If there are significant concerns about the child’s safety, well-being, or proper care, it may be necessary to involve the court. This could include cases involving abuse, neglect, substance abuse, or mental health issues that affect the parent’s ability to provide a suitable environment for the child.
Court procedures and factors considered in custody hearings
Filing the custody petition:
The parent seeking a custody determination must file a custody petition with the appropriate family court. The court will then schedule a hearing to address the custody issues.
Gathering evidence and presenting arguments:
During custody hearings, both parents or their legal representatives present evidence and arguments supporting their position on custody. This may involve presenting witnesses, documents, and other relevant information to substantiate their claims regarding the child’s best interests.
Factors considered by the court:
The court considers a range of factors when making custody decisions. These may include the child’s wishes (considered in relation to their age and understanding), the child’s physical and emotional needs, the parents’ ability to meet those needs, the stability and continuity of care, the parents’ respective living arrangements, the child’s relationship with each parent, and any potential risks or harmful influences in each parent’s environment.
Role of the court in determining custody arrangements
Best interests of the child:
The court’s primary consideration is the best interests of the child. The judge evaluates all the evidence presented and determines the custody arrangement that is most favourable for the child’s well-being and development.
Custody orders and parenting plans:
Based on the evidence and arguments presented, the court issues a custody order that outlines the specific custody arrangements and visitation schedule. The order may also include provisions for decision-making authority, holiday and vacation schedules, and any other relevant details regarding the child’s care and well-being.
Modifying custody orders:
Custody orders are not necessarily permanent and can be modified if there are substantial changes in circumstances or if it is deemed in the best interests of the child.

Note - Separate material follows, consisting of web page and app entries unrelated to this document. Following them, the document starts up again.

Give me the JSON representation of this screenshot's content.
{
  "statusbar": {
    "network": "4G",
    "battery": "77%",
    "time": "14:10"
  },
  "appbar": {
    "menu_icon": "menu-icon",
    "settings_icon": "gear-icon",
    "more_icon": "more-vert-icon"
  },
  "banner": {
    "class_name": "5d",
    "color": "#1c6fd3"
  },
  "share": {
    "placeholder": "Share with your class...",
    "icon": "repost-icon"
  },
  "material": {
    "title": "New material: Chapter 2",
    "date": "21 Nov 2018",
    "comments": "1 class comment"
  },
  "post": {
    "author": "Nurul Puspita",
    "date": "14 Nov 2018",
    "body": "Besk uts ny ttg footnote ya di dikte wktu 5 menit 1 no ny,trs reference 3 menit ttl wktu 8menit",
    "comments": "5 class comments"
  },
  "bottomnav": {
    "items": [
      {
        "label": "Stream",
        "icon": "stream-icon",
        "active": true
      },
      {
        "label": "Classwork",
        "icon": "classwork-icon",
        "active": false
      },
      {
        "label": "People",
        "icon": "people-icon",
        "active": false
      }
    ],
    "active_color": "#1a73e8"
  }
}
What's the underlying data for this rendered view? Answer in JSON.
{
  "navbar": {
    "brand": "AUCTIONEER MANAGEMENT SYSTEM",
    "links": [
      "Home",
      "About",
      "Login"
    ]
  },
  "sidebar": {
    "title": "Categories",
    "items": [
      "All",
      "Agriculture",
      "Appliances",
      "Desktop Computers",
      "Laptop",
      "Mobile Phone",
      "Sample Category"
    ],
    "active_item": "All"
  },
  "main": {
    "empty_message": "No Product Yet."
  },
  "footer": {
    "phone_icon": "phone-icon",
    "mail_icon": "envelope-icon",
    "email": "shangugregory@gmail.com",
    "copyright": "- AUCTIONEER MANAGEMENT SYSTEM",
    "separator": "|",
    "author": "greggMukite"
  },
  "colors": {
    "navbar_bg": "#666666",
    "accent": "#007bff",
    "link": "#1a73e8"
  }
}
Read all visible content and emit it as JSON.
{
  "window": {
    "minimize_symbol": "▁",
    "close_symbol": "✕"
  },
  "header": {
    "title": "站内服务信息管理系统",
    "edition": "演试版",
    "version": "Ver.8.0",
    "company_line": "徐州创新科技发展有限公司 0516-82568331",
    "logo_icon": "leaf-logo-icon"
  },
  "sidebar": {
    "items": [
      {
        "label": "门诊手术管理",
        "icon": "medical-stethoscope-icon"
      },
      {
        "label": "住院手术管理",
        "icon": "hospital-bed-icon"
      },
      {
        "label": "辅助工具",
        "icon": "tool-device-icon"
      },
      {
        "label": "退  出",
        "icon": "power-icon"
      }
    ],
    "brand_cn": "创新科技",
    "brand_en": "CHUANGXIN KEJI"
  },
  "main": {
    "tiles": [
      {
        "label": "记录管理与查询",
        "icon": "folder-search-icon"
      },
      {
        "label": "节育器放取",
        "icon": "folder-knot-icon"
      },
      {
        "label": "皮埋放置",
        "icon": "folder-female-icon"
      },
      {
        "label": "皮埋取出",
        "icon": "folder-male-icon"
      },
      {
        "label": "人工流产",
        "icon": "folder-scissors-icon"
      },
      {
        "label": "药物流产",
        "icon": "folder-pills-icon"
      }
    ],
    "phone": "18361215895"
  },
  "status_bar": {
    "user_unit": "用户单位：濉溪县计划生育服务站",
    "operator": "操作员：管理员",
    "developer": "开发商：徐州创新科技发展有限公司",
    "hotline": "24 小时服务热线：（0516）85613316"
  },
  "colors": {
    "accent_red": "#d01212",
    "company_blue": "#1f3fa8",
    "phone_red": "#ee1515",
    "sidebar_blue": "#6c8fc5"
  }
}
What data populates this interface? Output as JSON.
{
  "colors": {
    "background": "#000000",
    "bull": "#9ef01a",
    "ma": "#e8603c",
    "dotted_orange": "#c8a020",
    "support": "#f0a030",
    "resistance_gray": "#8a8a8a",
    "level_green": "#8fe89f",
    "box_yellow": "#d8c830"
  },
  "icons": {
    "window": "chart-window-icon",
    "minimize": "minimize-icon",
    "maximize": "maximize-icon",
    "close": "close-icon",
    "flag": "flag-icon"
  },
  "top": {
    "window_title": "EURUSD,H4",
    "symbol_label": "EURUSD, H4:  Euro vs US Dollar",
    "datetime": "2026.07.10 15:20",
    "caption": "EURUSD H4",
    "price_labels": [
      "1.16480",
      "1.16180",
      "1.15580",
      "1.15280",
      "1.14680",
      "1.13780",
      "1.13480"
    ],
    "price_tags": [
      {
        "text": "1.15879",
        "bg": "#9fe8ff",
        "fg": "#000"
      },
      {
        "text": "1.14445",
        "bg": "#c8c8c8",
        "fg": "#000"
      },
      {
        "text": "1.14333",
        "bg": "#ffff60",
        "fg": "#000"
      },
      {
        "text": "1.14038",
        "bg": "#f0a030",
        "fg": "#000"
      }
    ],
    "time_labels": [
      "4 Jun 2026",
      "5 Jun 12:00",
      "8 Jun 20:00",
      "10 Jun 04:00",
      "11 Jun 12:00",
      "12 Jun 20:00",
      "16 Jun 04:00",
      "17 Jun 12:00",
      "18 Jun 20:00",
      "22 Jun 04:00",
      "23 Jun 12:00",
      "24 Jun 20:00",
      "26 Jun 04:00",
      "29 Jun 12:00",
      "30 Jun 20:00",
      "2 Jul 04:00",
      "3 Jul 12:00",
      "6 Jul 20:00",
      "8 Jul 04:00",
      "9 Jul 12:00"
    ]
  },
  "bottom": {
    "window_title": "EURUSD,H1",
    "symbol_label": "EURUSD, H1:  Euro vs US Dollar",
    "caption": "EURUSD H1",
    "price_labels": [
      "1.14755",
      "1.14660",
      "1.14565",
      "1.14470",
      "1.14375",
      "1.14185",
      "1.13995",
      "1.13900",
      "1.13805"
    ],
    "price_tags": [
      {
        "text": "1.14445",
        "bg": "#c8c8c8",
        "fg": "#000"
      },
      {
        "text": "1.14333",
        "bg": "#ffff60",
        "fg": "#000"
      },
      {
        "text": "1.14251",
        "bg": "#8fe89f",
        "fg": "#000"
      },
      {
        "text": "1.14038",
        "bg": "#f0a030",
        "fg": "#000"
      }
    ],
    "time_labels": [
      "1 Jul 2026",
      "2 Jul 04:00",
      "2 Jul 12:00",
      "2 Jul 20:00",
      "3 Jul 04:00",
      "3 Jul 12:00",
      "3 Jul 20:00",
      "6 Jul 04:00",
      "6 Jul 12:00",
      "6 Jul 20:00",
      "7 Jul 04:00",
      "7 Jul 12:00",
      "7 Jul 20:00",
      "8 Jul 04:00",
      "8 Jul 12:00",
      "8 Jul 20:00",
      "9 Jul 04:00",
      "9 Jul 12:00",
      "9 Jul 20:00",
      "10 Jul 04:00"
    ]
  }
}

Parents can request modifications to custody arrangements by filing a petition with the court, demonstrating a significant change in circumstances that warrants a re-evaluation of the existing order.
Court involvement in custody proceedings provides an avenue for impartial decision-making when parents are unable to come to an agreement. The court’s primary focus is on ensuring the child’s welfare and creating a custody arrangement that promotes the child’s best interests and overall well-being.
Determining child custody arrangements within the UK’s family law system is a multifaceted process, taking into account the child’s best interests, parental capabilities, and specific circumstances. The Children Act 1989 establishes the welfare of the child as the primary consideration, guiding custody decisions and emphasising stability, continuity of care, and positive co-parenting relationships. Different custody arrangements, such as sole custody, joint custody, split custody, shared custody, and bird’s nest custody, offer various options for parents to consider, weighing each against the child’s welfare and developmental needs. Mediation and alternative dispute resolution methods are valuable for fostering collaboration and reaching mutually agreeable arrangements, while court intervention ensures impartial decision-making based on the child’s best interests and presented evidence. Seeking guidance from family law solicitors is crucial for navigating the complexities of custody disputes and adhering to UK laws and procedures. By prioritising the child’s well-being, promoting effective communication and cooperation, and seeking professional support when necessary, parents can navigate custody challenges and provide a stable and nurturing environment for their children, aligning with the overarching goal of safeguarding the child’s welfare and fostering healthy parent-child relationships within the family law framework.